> [Your goal]: Search the data below for the word "icon" and copy each line that holds it.

> [Task input]:
-- Opening Marker --

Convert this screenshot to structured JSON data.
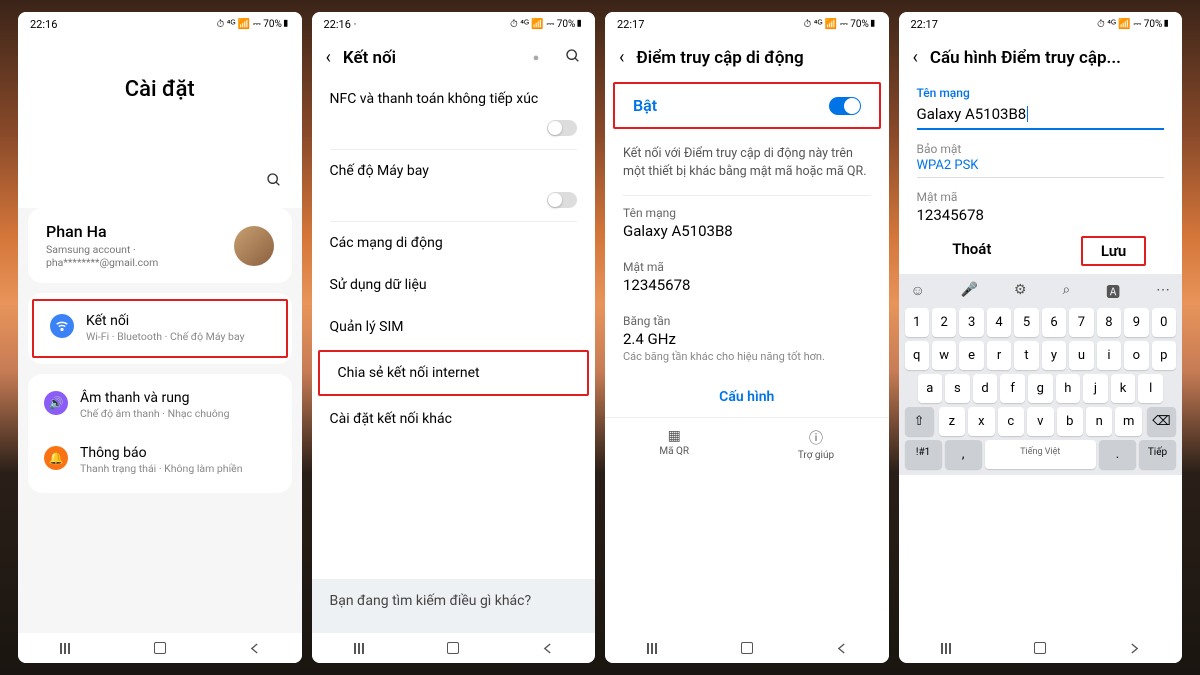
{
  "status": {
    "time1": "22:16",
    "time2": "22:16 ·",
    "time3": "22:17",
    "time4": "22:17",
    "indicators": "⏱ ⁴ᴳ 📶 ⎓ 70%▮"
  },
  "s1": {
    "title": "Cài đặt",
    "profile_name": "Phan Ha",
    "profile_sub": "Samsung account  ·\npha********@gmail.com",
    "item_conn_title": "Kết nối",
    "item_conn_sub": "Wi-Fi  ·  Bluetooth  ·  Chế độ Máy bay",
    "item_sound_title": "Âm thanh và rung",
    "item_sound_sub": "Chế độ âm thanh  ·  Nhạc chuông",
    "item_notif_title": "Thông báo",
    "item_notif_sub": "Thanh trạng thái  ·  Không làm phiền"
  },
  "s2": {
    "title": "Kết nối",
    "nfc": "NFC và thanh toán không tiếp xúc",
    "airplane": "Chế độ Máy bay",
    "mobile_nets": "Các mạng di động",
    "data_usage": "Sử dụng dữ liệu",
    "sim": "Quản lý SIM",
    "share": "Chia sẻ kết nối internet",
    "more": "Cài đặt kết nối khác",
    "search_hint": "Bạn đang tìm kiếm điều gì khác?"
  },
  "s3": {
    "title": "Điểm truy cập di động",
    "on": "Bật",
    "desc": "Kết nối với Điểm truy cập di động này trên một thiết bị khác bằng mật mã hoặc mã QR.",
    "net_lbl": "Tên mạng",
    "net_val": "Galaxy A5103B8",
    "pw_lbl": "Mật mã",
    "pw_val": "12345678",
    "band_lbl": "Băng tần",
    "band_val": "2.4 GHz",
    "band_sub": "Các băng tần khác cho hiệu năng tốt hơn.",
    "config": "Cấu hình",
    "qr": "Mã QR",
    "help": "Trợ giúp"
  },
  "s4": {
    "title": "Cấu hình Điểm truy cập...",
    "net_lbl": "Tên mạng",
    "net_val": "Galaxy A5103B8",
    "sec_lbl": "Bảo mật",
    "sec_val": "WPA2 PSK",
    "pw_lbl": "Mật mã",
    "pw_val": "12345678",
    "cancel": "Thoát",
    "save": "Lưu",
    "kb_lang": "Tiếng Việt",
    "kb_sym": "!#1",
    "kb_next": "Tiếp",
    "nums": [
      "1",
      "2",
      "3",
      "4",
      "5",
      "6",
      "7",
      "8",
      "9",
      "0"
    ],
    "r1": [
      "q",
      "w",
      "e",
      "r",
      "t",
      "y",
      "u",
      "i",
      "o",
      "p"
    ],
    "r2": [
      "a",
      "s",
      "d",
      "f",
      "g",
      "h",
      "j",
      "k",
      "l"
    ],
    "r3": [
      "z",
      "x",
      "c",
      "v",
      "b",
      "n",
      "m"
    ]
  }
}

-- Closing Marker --
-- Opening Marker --

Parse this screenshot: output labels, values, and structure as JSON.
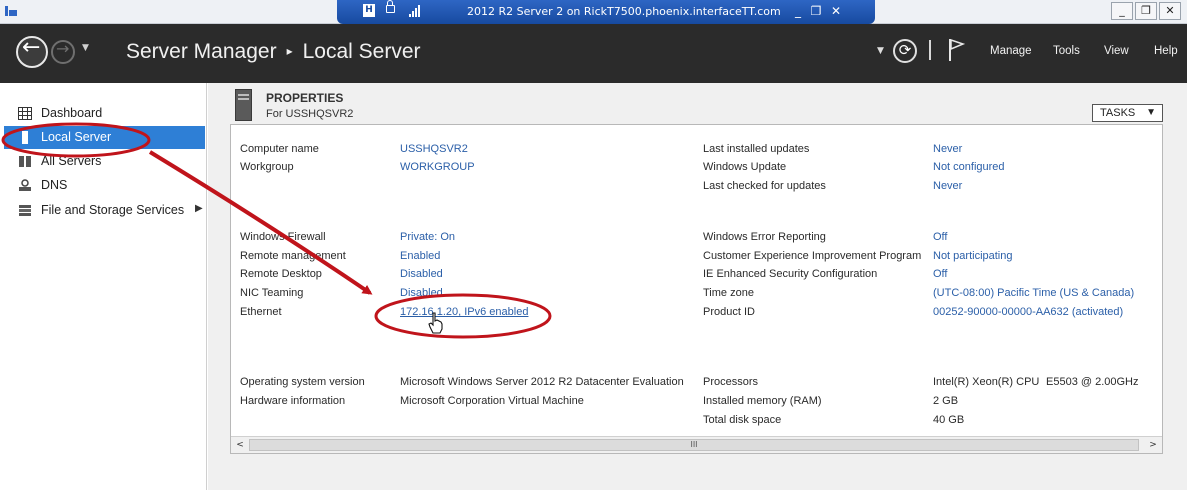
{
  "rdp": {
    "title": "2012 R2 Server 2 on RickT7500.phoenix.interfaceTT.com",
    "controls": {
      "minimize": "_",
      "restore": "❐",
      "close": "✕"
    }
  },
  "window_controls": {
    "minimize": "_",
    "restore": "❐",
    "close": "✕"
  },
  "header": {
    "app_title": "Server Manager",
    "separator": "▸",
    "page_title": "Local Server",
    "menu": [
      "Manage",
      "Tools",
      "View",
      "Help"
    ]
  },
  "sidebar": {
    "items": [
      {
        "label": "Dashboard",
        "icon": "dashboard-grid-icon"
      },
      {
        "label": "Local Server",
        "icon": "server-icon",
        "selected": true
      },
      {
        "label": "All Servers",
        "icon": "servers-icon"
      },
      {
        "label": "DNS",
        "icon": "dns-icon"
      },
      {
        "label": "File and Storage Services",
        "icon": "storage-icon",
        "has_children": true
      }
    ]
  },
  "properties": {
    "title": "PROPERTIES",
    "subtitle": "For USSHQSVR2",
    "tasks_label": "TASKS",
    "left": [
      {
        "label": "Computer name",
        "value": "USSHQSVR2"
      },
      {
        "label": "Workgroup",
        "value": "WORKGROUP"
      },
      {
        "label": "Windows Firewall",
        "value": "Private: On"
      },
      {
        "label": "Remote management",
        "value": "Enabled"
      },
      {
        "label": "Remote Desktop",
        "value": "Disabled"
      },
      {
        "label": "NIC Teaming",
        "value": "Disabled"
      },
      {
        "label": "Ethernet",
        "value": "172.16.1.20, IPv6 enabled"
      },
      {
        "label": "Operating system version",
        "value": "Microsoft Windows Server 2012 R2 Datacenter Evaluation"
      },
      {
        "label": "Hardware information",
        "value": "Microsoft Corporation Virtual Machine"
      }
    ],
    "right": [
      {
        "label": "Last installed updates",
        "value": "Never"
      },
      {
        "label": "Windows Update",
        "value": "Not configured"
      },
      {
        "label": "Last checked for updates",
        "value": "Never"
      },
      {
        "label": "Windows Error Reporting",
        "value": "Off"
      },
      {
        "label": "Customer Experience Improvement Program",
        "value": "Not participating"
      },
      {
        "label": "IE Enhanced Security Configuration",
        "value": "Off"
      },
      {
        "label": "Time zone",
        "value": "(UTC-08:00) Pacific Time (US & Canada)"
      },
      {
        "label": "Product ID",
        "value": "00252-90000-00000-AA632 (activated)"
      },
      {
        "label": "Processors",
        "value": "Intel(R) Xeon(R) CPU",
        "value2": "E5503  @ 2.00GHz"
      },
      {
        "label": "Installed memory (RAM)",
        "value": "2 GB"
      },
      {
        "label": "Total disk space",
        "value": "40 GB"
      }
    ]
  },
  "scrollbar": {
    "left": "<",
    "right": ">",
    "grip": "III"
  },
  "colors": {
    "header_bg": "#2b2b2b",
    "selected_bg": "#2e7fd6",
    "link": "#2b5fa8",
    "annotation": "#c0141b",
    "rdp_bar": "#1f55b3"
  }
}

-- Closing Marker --

> [Solution to this task]:
        "icon": "dashboard-grid-icon"
        "icon": "server-icon",
        "icon": "servers-icon"
        "icon": "dns-icon"
        "icon": "storage-icon",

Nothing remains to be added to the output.